Likewise, by bringing together the digital and physical replicas to an interactive platform means that there are no geographical restrictions when working to produce the automation solution, said automation systems manager Will Watt. This enables multiple people to be interacting with the platform from multiple locations or from one office. This speeds up and simplifies the bespoke process.

The AR solution is an extra stop in interaction, continued Watt, and provides a smooth transition for operators as they can engage with the solution before it lands, providing then necessary training and maintenance skills. In essence, L3 MacDonald Humfrey has “automated the manufacturing of the digital world,” said Watt. And this has been a three to four year journey.

* SP Technology showed its bespoke demo machine, the eXtended Transport System, in collaboration with Beckhoff.

The aim of the demo machine is to start a conversation and to show the quality of bespoke solutions offered by SP technology. And it does not disappoint – the machine provide an example of how versatile automation solutions can be, built to manufacture anything from contact lenses to putting stress balls in cups.

“The great thing about bespoke automation is that we can incorporate the latest technologies into our machines, said SP Technology. “The eXtended Transport System (XTS) from Beckhoff Automation combines the advantages of rotary and linear drive principles in a single system, opening the door to completely new ways of implementing compact and highly dynamic machine concepts.”

SP Technology provides a complete turnkey package, providing solutions across the UK and complete after care and installation. Solutions range from £2,000 to £2 million.

* Returning exhibitor ABB has been expanding its expertise in the fast-growing logistics automation market, with the acquisition of intrion, a privately owned company headquartered in Huizingen, close to Brussels.

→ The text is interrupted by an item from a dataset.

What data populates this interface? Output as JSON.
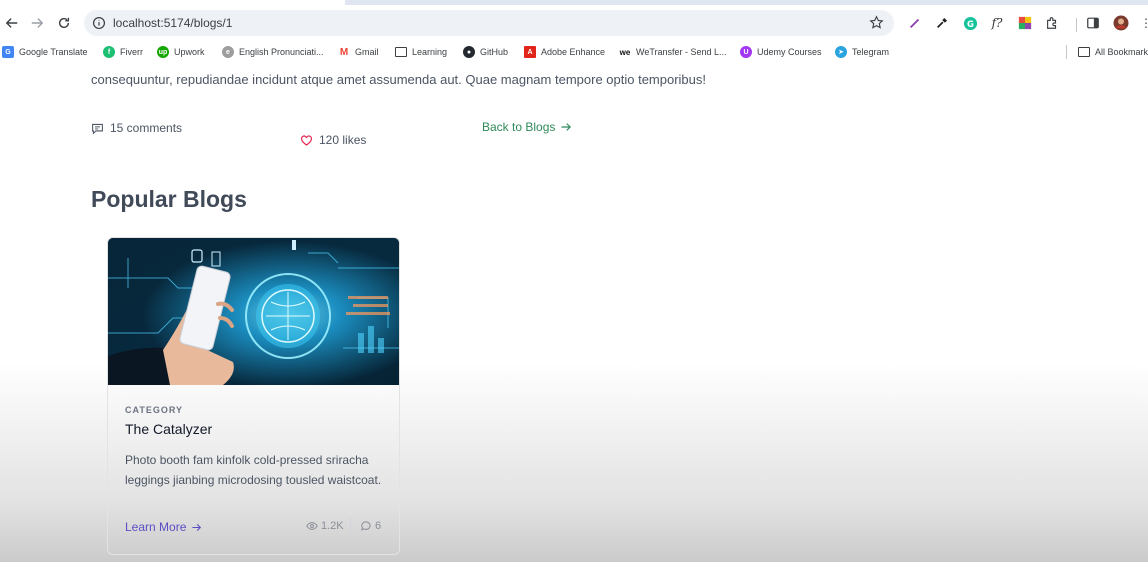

“The acquisition is a milestone for ABB’s entry into the logistics market and will significantly advance our logistics robotics automation offering,” said Sami Atiya, President of ABB’s Robotic and Motion division. “The growth of e-commerce and shift to mass customisation means our customers are handling a wider variety of packages with ever-increasing delivery expectations and we are helping to ensure they are well equipped for that shift.”

* Knapp has built its reputation on some very large automation projects, notably with John Lewis at Milton Keynes. But at Robotics and Automation it is also focusing on its Pick-it-Easy Robot – a fully-automatic picking solution for logistics applications. It has been developing the robot for some time and by using different grippers, the robot can now process a wide range of articles – the intelligent robot automatically selects the suitable gripper and the optimised dynamic values for the gripping process of the article.

* Bauromat showed off its new product, the HiArc, an entry level automation solution for welding.

The automated solution is useful for business looking to start incorporating automation solutions into their operations and can be integrated into existing operations and linked up to a cloud base.

This is a cost-effective solution which ensures improved product quality and operational efficiency. The automated solution provides increased safety with a guarded system.

Output is depended on the components manufactured and is said to provide two and a half times more operational output than a human worker.

By implementing an automated welding machine businesses can upskill and reduce labour costs. Bauromat provides training for operators and technicians for around £1,900.